* _SOURCE MATERIAL_
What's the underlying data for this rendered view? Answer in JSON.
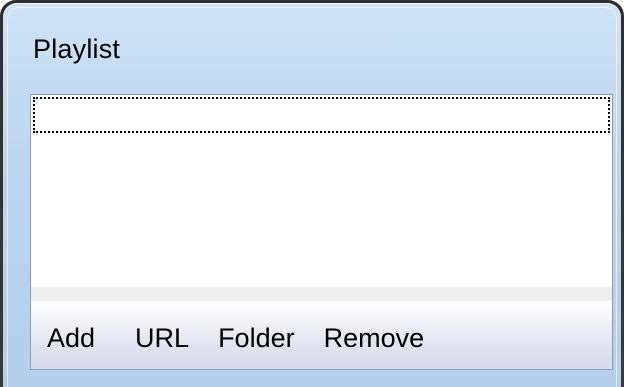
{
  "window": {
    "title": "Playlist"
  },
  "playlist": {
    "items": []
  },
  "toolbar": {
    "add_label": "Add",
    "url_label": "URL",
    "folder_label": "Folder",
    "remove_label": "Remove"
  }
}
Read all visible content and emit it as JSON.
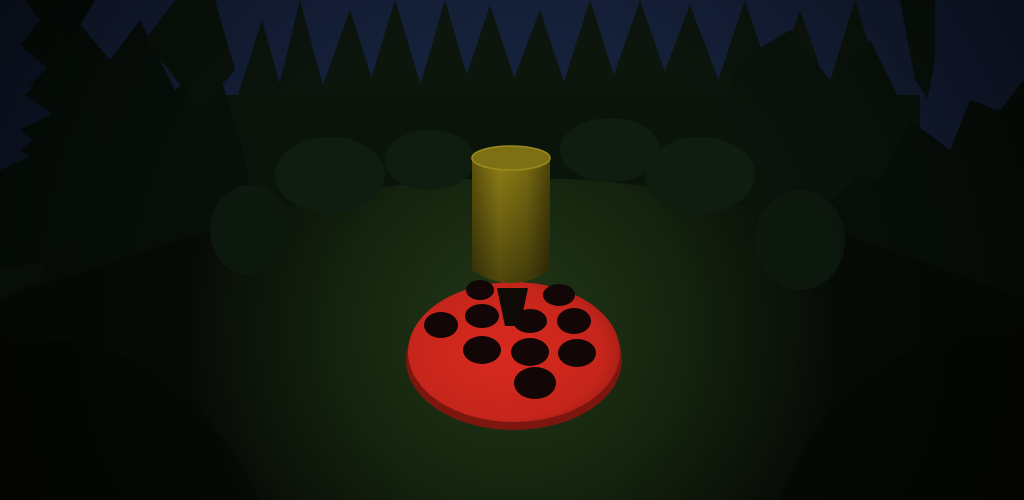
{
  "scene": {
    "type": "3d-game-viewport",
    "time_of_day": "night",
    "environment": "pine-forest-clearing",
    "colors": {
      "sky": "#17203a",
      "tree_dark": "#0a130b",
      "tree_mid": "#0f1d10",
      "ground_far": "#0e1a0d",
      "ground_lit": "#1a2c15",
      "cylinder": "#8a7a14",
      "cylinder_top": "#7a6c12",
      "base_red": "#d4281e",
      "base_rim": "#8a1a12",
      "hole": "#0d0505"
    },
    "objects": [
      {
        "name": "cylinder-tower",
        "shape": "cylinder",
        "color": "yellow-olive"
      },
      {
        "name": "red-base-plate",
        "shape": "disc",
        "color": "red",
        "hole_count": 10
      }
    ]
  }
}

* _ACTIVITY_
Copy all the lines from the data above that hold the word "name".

* _ANSWER TO THE EXERCISE_
        "name": "cylinder-tower",
        "name": "red-base-plate",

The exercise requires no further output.